[Start of Attachment]

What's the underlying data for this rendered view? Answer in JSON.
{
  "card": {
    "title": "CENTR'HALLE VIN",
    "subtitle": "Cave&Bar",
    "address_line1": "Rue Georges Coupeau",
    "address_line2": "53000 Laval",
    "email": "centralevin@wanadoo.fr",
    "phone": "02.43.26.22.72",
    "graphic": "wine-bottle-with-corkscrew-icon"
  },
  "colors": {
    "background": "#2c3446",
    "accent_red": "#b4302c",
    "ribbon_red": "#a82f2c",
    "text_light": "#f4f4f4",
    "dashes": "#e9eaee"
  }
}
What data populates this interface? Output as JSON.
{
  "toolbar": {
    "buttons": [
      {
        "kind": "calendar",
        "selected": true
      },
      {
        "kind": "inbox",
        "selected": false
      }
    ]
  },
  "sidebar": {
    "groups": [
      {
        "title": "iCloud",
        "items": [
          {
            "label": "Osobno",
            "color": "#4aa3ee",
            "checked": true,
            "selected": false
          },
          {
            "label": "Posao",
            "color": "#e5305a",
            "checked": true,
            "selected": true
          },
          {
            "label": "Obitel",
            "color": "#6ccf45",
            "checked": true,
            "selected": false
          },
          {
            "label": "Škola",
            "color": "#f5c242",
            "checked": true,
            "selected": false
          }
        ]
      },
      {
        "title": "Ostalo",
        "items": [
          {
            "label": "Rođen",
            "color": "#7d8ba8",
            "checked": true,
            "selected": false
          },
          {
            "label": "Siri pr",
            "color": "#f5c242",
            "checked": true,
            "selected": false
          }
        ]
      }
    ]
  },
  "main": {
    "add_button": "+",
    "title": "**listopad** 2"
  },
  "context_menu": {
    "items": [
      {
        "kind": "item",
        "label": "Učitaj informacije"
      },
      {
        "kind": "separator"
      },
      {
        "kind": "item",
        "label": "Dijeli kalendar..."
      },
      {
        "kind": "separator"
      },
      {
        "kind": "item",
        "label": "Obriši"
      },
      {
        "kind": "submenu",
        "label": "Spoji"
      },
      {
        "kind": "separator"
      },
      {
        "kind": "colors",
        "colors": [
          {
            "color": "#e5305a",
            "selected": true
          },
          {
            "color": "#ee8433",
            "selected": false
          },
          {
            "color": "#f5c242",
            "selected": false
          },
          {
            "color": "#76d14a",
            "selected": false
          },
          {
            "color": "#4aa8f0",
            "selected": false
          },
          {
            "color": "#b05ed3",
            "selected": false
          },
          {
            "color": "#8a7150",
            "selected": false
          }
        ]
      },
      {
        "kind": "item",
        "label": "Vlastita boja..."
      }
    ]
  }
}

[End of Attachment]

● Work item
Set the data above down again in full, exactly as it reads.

● Exercise solution
What's the underlying data for this rendered view? Answer in JSON.
{
  "card": {
    "title": "CENTR'HALLE VIN",
    "subtitle": "Cave&Bar",
    "address_line1": "Rue Georges Coupeau",
    "address_line2": "53000 Laval",
    "email": "centralevin@wanadoo.fr",
    "phone": "02.43.26.22.72",
    "graphic": "wine-bottle-with-corkscrew-icon"
  },
  "colors": {
    "background": "#2c3446",
    "accent_red": "#b4302c",
    "ribbon_red": "#a82f2c",
    "text_light": "#f4f4f4",
    "dashes": "#e9eaee"
  }
}
What data populates this interface? Output as JSON.
{
  "toolbar": {
    "buttons": [
      {
        "kind": "calendar",
        "selected": true
      },
      {
        "kind": "inbox",
        "selected": false
      }
    ]
  },
  "sidebar": {
    "groups": [
      {
        "title": "iCloud",
        "items": [
          {
            "label": "Osobno",
            "color": "#4aa3ee",
            "checked": true,
            "selected": false
          },
          {
            "label": "Posao",
            "color": "#e5305a",
            "checked": true,
            "selected": true
          },
          {
            "label": "Obitel",
            "color": "#6ccf45",
            "checked": true,
            "selected": false
          },
          {
            "label": "Škola",
            "color": "#f5c242",
            "checked": true,
            "selected": false
          }
        ]
      },
      {
        "title": "Ostalo",
        "items": [
          {
            "label": "Rođen",
            "color": "#7d8ba8",
            "checked": true,
            "selected": false
          },
          {
            "label": "Siri pr",
            "color": "#f5c242",
            "checked": true,
            "selected": false
          }
        ]
      }
    ]
  },
  "main": {
    "add_button": "+",
    "title": "**listopad** 2"
  },
  "context_menu": {
    "items": [
      {
        "kind": "item",
        "label": "Učitaj informacije"
      },
      {
        "kind": "separator"
      },
      {
        "kind": "item",
        "label": "Dijeli kalendar..."
      },
      {
        "kind": "separator"
      },
      {
        "kind": "item",
        "label": "Obriši"
      },
      {
        "kind": "submenu",
        "label": "Spoji"
      },
      {
        "kind": "separator"
      },
      {
        "kind": "colors",
        "colors": [
          {
            "color": "#e5305a",
            "selected": true
          },
          {
            "color": "#ee8433",
            "selected": false
          },
          {
            "color": "#f5c242",
            "selected": false
          },
          {
            "color": "#76d14a",
            "selected": false
          },
          {
            "color": "#4aa8f0",
            "selected": false
          },
          {
            "color": "#b05ed3",
            "selected": false
          },
          {
            "color": "#8a7150",
            "selected": false
          }
        ]
      },
      {
        "kind": "item",
        "label": "Vlastita boja..."
      }
    ]
  }
}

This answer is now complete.